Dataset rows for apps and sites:
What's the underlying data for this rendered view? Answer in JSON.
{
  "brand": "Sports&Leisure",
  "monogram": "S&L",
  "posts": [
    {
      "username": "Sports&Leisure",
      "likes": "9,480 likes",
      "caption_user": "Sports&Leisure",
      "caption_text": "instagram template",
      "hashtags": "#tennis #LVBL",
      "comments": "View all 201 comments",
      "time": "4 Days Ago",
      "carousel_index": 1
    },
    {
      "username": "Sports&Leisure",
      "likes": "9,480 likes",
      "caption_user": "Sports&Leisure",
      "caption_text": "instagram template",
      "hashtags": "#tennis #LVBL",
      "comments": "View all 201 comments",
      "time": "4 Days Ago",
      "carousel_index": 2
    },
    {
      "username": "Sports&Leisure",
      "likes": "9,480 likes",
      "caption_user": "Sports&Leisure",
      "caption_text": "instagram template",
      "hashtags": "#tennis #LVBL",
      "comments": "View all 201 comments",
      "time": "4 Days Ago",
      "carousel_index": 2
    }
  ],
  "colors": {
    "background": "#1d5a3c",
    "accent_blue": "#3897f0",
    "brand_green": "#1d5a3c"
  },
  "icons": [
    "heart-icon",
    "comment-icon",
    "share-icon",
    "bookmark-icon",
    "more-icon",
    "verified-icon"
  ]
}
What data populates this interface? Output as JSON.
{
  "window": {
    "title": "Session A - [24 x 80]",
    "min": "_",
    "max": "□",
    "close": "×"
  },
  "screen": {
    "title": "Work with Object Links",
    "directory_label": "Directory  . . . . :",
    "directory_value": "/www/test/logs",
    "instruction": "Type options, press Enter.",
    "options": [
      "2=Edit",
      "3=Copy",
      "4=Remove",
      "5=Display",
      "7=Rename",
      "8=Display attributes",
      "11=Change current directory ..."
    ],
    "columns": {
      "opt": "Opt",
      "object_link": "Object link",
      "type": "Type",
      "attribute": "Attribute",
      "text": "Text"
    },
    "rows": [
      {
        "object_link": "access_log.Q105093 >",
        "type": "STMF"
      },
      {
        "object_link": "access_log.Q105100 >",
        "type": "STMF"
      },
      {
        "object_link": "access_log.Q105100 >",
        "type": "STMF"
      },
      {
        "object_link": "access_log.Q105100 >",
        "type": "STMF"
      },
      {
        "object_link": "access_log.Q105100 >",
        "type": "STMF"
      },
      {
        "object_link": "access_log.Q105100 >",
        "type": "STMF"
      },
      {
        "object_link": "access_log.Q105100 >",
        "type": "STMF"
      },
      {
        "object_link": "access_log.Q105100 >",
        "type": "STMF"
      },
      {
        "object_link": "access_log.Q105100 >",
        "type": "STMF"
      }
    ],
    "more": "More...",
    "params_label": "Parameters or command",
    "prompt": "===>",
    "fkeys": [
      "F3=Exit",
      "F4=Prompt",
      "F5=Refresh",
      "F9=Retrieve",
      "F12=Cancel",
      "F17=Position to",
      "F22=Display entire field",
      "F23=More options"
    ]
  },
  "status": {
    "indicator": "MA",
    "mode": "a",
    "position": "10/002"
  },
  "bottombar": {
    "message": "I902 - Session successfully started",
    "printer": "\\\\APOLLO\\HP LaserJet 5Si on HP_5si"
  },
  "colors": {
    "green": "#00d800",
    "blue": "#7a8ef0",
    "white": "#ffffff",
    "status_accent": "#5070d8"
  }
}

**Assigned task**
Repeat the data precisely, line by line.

**Finished exercise**
What's the underlying data for this rendered view? Answer in JSON.
{
  "brand": "Sports&Leisure",
  "monogram": "S&L",
  "posts": [
    {
      "username": "Sports&Leisure",
      "likes": "9,480 likes",
      "caption_user": "Sports&Leisure",
      "caption_text": "instagram template",
      "hashtags": "#tennis #LVBL",
      "comments": "View all 201 comments",
      "time": "4 Days Ago",
      "carousel_index": 1
    },
    {
      "username": "Sports&Leisure",
      "likes": "9,480 likes",
      "caption_user": "Sports&Leisure",
      "caption_text": "instagram template",
      "hashtags": "#tennis #LVBL",
      "comments": "View all 201 comments",
      "time": "4 Days Ago",
      "carousel_index": 2
    },
    {
      "username": "Sports&Leisure",
      "likes": "9,480 likes",
      "caption_user": "Sports&Leisure",
      "caption_text": "instagram template",
      "hashtags": "#tennis #LVBL",
      "comments": "View all 201 comments",
      "time": "4 Days Ago",
      "carousel_index": 2
    }
  ],
  "colors": {
    "background": "#1d5a3c",
    "accent_blue": "#3897f0",
    "brand_green": "#1d5a3c"
  },
  "icons": [
    "heart-icon",
    "comment-icon",
    "share-icon",
    "bookmark-icon",
    "more-icon",
    "verified-icon"
  ]
}
What data populates this interface? Output as JSON.
{
  "window": {
    "title": "Session A - [24 x 80]",
    "min": "_",
    "max": "□",
    "close": "×"
  },
  "screen": {
    "title": "Work with Object Links",
    "directory_label": "Directory  . . . . :",
    "directory_value": "/www/test/logs",
    "instruction": "Type options, press Enter.",
    "options": [
      "2=Edit",
      "3=Copy",
      "4=Remove",
      "5=Display",
      "7=Rename",
      "8=Display attributes",
      "11=Change current directory ..."
    ],
    "columns": {
      "opt": "Opt",
      "object_link": "Object link",
      "type": "Type",
      "attribute": "Attribute",
      "text": "Text"
    },
    "rows": [
      {
        "object_link": "access_log.Q105093 >",
        "type": "STMF"
      },
      {
        "object_link": "access_log.Q105100 >",
        "type": "STMF"
      },
      {
        "object_link": "access_log.Q105100 >",
        "type": "STMF"
      },
      {
        "object_link": "access_log.Q105100 >",
        "type": "STMF"
      },
      {
        "object_link": "access_log.Q105100 >",
        "type": "STMF"
      },
      {
        "object_link": "access_log.Q105100 >",
        "type": "STMF"
      },
      {
        "object_link": "access_log.Q105100 >",
        "type": "STMF"
      },
      {
        "object_link": "access_log.Q105100 >",
        "type": "STMF"
      },
      {
        "object_link": "access_log.Q105100 >",
        "type": "STMF"
      }
    ],
    "more": "More...",
    "params_label": "Parameters or command",
    "prompt": "===>",
    "fkeys": [
      "F3=Exit",
      "F4=Prompt",
      "F5=Refresh",
      "F9=Retrieve",
      "F12=Cancel",
      "F17=Position to",
      "F22=Display entire field",
      "F23=More options"
    ]
  },
  "status": {
    "indicator": "MA",
    "mode": "a",
    "position": "10/002"
  },
  "bottombar": {
    "message": "I902 - Session successfully started",
    "printer": "\\\\APOLLO\\HP LaserJet 5Si on HP_5si"
  },
  "colors": {
    "green": "#00d800",
    "blue": "#7a8ef0",
    "white": "#ffffff",
    "status_accent": "#5070d8"
  }
}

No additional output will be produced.